Secretary of State Colin Powell (search) said Friday he regrets the Bush administration claimed that Iraq had stockpiles of weapons of mass destruction in its argument for war, but he believes the world is better off without Saddam Hussein (search).
Following a speech to the Atlanta Press Club, Powell defended the bulk of his presentation to the United Nations (search) in February 2003 in which he made the case for war in Iraq.
"The only thing where we got it wrong and where our presentation did not hold up was the actual stockpiles," Powell said. "We've seen nothing to suggest that he had actual stockpiles. That was not right."

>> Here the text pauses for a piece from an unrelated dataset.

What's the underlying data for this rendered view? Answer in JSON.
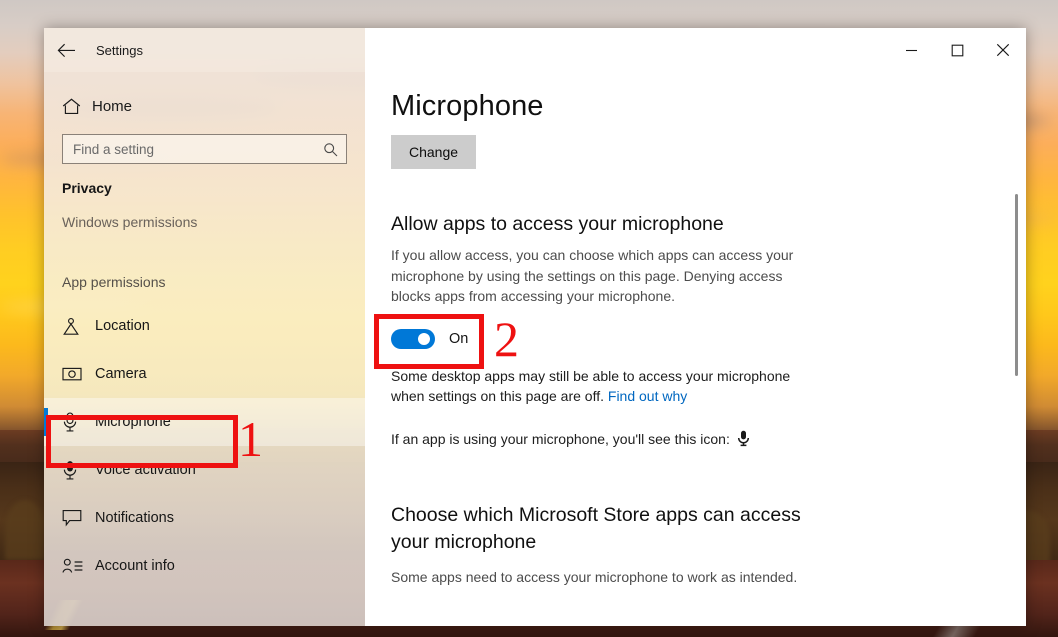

He added, "As we've gone back and looked through the intelligence, there are indications that we had bad sourcing that we should have caught. For that I am disappointed and regret that that information was not correct."
A Senate Intelligence Committee's report on prewar intelligence about Iraq found that much of the information provided or cleared by the CIA for inclusion in Powell's speech to the United Nations "was overstated, misleading or incorrect."

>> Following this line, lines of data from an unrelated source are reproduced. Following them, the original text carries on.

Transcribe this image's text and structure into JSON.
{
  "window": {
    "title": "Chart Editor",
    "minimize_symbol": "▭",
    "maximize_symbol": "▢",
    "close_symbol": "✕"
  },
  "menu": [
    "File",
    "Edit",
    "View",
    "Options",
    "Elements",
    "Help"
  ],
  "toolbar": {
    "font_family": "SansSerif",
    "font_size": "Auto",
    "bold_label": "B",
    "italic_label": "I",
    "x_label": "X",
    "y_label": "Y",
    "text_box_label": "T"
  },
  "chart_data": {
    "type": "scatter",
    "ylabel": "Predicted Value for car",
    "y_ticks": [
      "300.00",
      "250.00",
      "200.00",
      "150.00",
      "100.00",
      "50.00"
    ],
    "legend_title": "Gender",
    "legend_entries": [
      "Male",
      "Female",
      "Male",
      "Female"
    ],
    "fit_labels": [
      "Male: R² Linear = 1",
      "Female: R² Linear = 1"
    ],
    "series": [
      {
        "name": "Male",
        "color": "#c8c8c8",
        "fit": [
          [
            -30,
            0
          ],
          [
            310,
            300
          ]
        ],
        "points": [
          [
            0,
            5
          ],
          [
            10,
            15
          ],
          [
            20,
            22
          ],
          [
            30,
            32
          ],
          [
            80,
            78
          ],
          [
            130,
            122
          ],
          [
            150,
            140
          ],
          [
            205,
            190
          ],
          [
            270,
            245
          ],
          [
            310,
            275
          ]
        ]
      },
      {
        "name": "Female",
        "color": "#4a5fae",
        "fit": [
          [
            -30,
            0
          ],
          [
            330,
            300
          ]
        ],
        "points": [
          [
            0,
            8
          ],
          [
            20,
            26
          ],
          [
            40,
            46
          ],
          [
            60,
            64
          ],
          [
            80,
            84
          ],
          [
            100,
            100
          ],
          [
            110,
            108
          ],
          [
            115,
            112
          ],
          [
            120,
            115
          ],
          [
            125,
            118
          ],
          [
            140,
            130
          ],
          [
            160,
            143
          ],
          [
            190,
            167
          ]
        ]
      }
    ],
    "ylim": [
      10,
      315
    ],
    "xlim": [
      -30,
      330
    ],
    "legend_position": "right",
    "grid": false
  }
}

Nevertheless, Powell noted that the war has led to the ouster of Saddam, and for that,he said, the world will be safer. He noted that Saddam had used weapons of mass destruction against his own people and Iraq's neighbors.
"So, he had a history, the intention of doing it, he was hiding things, he was not responding to the demands of the international community," Powell said.